◆ Work instruction
Could you return the data below exactly as it appears?

◆ The data
□ □ □ □

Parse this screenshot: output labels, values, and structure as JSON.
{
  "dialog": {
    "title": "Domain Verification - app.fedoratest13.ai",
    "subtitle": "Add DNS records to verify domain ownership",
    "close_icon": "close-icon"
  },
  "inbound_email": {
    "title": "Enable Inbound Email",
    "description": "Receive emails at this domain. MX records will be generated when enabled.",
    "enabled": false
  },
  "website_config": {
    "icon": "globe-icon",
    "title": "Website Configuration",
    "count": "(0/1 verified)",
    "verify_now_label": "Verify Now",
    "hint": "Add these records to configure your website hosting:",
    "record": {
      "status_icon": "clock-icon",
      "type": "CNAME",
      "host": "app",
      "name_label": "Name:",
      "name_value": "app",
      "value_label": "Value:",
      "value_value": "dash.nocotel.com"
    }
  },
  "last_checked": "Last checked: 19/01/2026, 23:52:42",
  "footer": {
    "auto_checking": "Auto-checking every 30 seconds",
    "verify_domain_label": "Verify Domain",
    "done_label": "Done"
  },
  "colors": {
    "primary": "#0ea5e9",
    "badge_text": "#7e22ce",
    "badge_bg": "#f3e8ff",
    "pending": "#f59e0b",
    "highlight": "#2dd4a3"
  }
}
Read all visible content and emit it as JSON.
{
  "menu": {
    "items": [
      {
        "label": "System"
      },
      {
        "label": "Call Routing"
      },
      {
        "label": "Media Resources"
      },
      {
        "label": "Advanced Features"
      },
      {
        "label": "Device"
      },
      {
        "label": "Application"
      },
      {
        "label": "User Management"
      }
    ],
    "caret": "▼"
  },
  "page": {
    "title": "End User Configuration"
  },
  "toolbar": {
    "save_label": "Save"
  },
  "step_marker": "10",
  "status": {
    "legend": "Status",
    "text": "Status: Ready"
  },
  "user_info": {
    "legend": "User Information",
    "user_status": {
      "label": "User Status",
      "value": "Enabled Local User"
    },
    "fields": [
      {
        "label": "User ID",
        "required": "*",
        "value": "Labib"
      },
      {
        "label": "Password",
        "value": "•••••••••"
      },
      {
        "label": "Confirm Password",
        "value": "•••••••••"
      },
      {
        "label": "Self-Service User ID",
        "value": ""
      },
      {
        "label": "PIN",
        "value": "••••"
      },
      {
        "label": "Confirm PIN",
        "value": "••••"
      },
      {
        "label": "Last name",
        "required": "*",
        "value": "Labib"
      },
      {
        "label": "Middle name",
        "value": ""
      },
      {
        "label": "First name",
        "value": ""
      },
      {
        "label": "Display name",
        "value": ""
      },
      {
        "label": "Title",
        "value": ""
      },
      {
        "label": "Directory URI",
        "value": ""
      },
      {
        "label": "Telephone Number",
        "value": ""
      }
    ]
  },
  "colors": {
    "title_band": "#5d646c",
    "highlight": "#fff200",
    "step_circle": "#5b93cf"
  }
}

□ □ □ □

◆ Task output
Parse this screenshot: output labels, values, and structure as JSON.
{
  "dialog": {
    "title": "Domain Verification - app.fedoratest13.ai",
    "subtitle": "Add DNS records to verify domain ownership",
    "close_icon": "close-icon"
  },
  "inbound_email": {
    "title": "Enable Inbound Email",
    "description": "Receive emails at this domain. MX records will be generated when enabled.",
    "enabled": false
  },
  "website_config": {
    "icon": "globe-icon",
    "title": "Website Configuration",
    "count": "(0/1 verified)",
    "verify_now_label": "Verify Now",
    "hint": "Add these records to configure your website hosting:",
    "record": {
      "status_icon": "clock-icon",
      "type": "CNAME",
      "host": "app",
      "name_label": "Name:",
      "name_value": "app",
      "value_label": "Value:",
      "value_value": "dash.nocotel.com"
    }
  },
  "last_checked": "Last checked: 19/01/2026, 23:52:42",
  "footer": {
    "auto_checking": "Auto-checking every 30 seconds",
    "verify_domain_label": "Verify Domain",
    "done_label": "Done"
  },
  "colors": {
    "primary": "#0ea5e9",
    "badge_text": "#7e22ce",
    "badge_bg": "#f3e8ff",
    "pending": "#f59e0b",
    "highlight": "#2dd4a3"
  }
}
Read all visible content and emit it as JSON.
{
  "menu": {
    "items": [
      {
        "label": "System"
      },
      {
        "label": "Call Routing"
      },
      {
        "label": "Media Resources"
      },
      {
        "label": "Advanced Features"
      },
      {
        "label": "Device"
      },
      {
        "label": "Application"
      },
      {
        "label": "User Management"
      }
    ],
    "caret": "▼"
  },
  "page": {
    "title": "End User Configuration"
  },
  "toolbar": {
    "save_label": "Save"
  },
  "step_marker": "10",
  "status": {
    "legend": "Status",
    "text": "Status: Ready"
  },
  "user_info": {
    "legend": "User Information",
    "user_status": {
      "label": "User Status",
      "value": "Enabled Local User"
    },
    "fields": [
      {
        "label": "User ID",
        "required": "*",
        "value": "Labib"
      },
      {
        "label": "Password",
        "value": "•••••••••"
      },
      {
        "label": "Confirm Password",
        "value": "•••••••••"
      },
      {
        "label": "Self-Service User ID",
        "value": ""
      },
      {
        "label": "PIN",
        "value": "••••"
      },
      {
        "label": "Confirm PIN",
        "value": "••••"
      },
      {
        "label": "Last name",
        "required": "*",
        "value": "Labib"
      },
      {
        "label": "Middle name",
        "value": ""
      },
      {
        "label": "First name",
        "value": ""
      },
      {
        "label": "Display name",
        "value": ""
      },
      {
        "label": "Title",
        "value": ""
      },
      {
        "label": "Directory URI",
        "value": ""
      },
      {
        "label": "Telephone Number",
        "value": ""
      }
    ]
  },
  "colors": {
    "title_band": "#5d646c",
    "highlight": "#fff200",
    "step_circle": "#5b93cf"
  }
}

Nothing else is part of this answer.